CAP negotiators reach provisional deal | Life on the farm
On June 28, EU agriculture ministers at the Agriculture and Fisheries Council meeting confirmed their approval of the agreed reform.
After the summer break, the agreement will be formally approved by the European Parliament. Green MPs said the deal did not go far enough to ensure environmental standards and that they would oppose it in the final plenary vote.
The interim agreement states that:
– Member States must reserve 25% of the first pillar (direct payments budget) for eco-schemes, with a minimum floor of 20% in 2023 and 2024. and 35% of second pillar funds for environmental expenditure.
– Introduction of a “social conditionality” mechanism that will link direct payments to farmers to respect for workers’ rights.

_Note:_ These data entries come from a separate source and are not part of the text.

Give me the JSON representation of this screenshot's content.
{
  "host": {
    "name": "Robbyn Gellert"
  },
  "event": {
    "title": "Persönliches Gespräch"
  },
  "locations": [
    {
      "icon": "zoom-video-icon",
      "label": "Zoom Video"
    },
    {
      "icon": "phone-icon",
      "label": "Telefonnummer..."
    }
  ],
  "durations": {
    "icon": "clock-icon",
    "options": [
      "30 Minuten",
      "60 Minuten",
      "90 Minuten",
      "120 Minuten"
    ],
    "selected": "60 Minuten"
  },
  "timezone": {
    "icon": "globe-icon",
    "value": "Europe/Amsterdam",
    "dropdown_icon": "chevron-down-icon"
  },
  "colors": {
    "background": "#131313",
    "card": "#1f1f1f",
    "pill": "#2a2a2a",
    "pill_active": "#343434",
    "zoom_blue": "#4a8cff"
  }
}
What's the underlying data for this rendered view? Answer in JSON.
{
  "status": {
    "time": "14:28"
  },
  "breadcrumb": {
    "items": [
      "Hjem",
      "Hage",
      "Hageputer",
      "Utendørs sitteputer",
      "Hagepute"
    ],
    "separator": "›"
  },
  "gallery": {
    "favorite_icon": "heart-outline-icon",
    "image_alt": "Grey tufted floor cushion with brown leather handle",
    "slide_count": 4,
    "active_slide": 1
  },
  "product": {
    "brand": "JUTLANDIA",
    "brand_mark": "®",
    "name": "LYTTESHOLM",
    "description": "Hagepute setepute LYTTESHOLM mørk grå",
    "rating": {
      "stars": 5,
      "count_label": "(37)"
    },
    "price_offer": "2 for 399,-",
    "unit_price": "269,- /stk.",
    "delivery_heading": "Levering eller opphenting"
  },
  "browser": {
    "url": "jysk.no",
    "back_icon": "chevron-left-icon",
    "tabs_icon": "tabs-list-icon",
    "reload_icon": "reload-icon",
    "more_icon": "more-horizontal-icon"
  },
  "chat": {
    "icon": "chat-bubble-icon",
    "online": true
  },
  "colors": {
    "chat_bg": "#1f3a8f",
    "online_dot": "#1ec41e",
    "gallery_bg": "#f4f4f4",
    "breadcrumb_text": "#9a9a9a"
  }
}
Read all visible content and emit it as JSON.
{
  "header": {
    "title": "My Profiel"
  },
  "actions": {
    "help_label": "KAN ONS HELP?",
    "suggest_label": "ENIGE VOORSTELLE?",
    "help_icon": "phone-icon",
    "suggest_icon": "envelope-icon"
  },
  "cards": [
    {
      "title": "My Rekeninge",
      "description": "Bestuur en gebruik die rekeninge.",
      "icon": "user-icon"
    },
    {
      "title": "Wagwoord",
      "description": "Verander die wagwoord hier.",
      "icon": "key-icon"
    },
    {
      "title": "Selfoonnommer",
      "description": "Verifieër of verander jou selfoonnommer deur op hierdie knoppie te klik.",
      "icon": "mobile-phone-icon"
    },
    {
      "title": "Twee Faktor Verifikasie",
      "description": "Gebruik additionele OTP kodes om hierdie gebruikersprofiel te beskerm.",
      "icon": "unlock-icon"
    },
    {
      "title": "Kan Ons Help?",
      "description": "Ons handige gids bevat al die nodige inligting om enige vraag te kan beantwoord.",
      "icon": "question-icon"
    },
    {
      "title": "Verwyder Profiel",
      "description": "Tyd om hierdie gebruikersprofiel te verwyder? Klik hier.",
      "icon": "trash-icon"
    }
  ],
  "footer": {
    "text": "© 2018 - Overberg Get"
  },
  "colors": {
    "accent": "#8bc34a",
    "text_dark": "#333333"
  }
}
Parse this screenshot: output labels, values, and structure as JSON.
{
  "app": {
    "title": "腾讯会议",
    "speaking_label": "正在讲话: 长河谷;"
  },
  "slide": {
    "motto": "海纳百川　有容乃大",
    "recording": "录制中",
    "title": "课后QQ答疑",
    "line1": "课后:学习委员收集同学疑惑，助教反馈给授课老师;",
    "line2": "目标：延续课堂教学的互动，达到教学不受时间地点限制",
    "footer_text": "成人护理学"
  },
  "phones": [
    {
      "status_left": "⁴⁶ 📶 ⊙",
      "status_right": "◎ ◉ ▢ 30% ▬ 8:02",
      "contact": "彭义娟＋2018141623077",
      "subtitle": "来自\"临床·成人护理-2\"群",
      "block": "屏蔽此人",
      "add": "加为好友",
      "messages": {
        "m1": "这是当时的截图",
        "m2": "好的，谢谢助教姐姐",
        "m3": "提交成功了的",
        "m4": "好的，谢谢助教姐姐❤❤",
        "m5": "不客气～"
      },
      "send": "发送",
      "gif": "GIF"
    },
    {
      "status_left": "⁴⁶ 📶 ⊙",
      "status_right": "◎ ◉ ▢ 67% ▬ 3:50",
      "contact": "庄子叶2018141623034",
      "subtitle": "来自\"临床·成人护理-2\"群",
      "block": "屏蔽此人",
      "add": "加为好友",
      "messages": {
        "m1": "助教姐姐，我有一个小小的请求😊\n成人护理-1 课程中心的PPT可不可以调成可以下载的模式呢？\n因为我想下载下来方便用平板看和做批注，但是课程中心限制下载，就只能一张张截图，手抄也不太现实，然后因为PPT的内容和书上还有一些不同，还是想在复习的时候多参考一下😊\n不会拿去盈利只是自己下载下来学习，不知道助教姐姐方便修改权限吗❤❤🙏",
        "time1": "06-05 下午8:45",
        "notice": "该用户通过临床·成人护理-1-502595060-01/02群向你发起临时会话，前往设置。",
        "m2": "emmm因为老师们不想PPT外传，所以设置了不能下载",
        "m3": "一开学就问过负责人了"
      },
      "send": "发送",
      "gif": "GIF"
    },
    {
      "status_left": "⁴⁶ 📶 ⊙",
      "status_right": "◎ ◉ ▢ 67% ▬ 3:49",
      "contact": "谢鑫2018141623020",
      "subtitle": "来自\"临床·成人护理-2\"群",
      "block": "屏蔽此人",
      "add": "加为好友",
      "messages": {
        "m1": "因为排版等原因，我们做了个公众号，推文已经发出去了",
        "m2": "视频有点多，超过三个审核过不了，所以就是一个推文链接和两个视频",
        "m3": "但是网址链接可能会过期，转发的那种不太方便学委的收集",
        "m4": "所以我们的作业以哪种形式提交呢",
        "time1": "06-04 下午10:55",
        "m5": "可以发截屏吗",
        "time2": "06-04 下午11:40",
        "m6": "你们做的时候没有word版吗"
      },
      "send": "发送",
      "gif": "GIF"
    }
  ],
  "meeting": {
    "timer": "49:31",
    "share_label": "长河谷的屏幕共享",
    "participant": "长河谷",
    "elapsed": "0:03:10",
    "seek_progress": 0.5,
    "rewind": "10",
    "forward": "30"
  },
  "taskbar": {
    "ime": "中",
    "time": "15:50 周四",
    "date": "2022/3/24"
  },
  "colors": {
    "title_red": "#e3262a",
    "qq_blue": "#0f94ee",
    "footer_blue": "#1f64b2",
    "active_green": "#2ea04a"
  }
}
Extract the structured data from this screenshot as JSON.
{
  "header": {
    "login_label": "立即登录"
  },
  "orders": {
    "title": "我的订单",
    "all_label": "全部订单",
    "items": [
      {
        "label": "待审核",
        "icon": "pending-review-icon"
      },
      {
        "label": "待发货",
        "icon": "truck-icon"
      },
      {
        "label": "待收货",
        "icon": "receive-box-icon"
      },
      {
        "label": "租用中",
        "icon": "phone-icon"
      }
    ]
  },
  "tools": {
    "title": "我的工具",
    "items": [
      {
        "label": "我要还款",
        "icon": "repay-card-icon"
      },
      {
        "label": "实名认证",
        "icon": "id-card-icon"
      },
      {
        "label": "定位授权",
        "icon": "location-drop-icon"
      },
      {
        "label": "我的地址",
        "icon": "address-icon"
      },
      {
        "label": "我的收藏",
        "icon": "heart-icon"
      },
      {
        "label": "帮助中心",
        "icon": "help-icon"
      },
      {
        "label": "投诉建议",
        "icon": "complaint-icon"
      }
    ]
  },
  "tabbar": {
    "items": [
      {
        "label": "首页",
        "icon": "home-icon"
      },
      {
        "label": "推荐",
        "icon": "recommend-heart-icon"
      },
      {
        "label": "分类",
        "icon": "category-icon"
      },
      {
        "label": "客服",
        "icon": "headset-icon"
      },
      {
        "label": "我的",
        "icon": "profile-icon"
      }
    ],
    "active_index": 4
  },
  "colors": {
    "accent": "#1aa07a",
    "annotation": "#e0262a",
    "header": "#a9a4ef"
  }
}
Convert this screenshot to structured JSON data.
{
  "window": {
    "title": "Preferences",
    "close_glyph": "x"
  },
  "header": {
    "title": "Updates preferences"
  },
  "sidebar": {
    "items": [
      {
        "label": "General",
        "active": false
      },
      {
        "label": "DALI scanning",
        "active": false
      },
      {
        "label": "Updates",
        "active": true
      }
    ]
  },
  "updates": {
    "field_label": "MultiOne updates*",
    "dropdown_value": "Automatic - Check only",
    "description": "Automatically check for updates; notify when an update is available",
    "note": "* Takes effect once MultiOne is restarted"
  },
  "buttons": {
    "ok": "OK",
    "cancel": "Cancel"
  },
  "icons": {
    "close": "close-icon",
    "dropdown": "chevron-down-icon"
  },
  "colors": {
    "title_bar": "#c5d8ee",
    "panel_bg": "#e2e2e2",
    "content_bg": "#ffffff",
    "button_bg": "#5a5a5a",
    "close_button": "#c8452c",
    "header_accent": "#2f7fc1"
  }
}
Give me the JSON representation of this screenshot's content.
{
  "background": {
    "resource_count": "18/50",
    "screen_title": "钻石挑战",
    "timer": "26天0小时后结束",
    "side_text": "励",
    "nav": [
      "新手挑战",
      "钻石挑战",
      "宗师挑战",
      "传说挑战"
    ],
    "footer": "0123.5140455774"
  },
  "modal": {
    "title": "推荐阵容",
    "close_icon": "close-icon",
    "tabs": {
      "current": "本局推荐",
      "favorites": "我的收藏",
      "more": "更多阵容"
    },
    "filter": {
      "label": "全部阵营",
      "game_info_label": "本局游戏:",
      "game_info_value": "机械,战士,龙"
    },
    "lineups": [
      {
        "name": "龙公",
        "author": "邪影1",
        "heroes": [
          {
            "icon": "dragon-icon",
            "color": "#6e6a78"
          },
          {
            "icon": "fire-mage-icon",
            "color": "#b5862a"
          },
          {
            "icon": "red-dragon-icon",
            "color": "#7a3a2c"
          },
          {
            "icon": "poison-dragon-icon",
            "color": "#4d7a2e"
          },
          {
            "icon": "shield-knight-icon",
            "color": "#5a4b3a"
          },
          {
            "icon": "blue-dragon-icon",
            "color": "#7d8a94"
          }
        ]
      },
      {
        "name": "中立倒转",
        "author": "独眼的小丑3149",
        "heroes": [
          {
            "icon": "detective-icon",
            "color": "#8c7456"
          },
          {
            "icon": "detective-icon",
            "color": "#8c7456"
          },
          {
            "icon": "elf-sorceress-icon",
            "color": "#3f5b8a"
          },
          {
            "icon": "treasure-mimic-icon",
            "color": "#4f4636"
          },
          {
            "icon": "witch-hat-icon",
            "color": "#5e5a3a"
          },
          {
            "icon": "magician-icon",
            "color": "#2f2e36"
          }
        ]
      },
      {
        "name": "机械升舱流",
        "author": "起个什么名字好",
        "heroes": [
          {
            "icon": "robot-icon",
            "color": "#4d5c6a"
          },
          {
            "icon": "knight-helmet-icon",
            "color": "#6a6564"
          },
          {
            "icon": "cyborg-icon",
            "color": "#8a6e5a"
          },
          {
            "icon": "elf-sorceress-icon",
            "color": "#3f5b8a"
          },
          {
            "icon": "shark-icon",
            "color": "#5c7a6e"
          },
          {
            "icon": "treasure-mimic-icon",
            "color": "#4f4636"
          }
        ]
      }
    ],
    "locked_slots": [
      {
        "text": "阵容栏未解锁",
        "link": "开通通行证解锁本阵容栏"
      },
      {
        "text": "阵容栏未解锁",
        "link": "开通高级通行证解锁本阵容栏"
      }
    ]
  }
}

The proposal is voluntary from 2023 and mandatory from 2025.
– Internal convergence: all direct payments per hectare within MS must reach a minimum level of 85 percent of the average value by 2026 at the latest.
– Redistributive payments: at least 10% of direct payments allocated as additional income support for small and medium-sized farms or instead implement a mechanism to gradually reduce payments to farmers above € 60,000 (up to ‘at 85%) and cap direct payments at € 100,000 (voluntary).
If the capping mechanism is introduced, companies can deduct 50 percent of agriculture-related wages, taxes and social contributions from the total amount before reduction.
– An agricultural reserve will be set up to finance market measures in times of crisis, with an annual budget of at least 450 million euros (in current prices).
– Young farmers: at least three percent confined under the first pillar dedicated to the investment of young farmers.
GAEC four – Establishment of buffer strips along watercourses with a minimum width of 3 m.
Glyphosate takes first step towards European license renewal
The European Chemicals Agency (ECHA) and the European Food Safety Authority (EFSA) received a draft assessment of glyphosate carried out by four EU Member States (France, Hungary, Sweden and the Netherlands ) which concludes that glyphosate “meets the criteria for approval for human health” and the re-approval “as an active substance for use in plant protection products”.
The assessment recommends more conservative reference values for use in human health risk assessments, and indicates that the available ecotoxicological information indicates that it should continue to be considered toxic to aquatic life with long term effects. . ECHA and EFSA will both organize public consultations on the draft report, which will be launched in September.
EFSA will conduct a peer review and ECHA’s risk assessment committee will review the safety classification of glyphosate by March 2022. The European Commission will then prepare a proposal on whether or not to renew the glyphosate. authorization which will be subject to the approval of the Member States.
Glyphosate is currently authorized for use in the EU until December 15, 2022.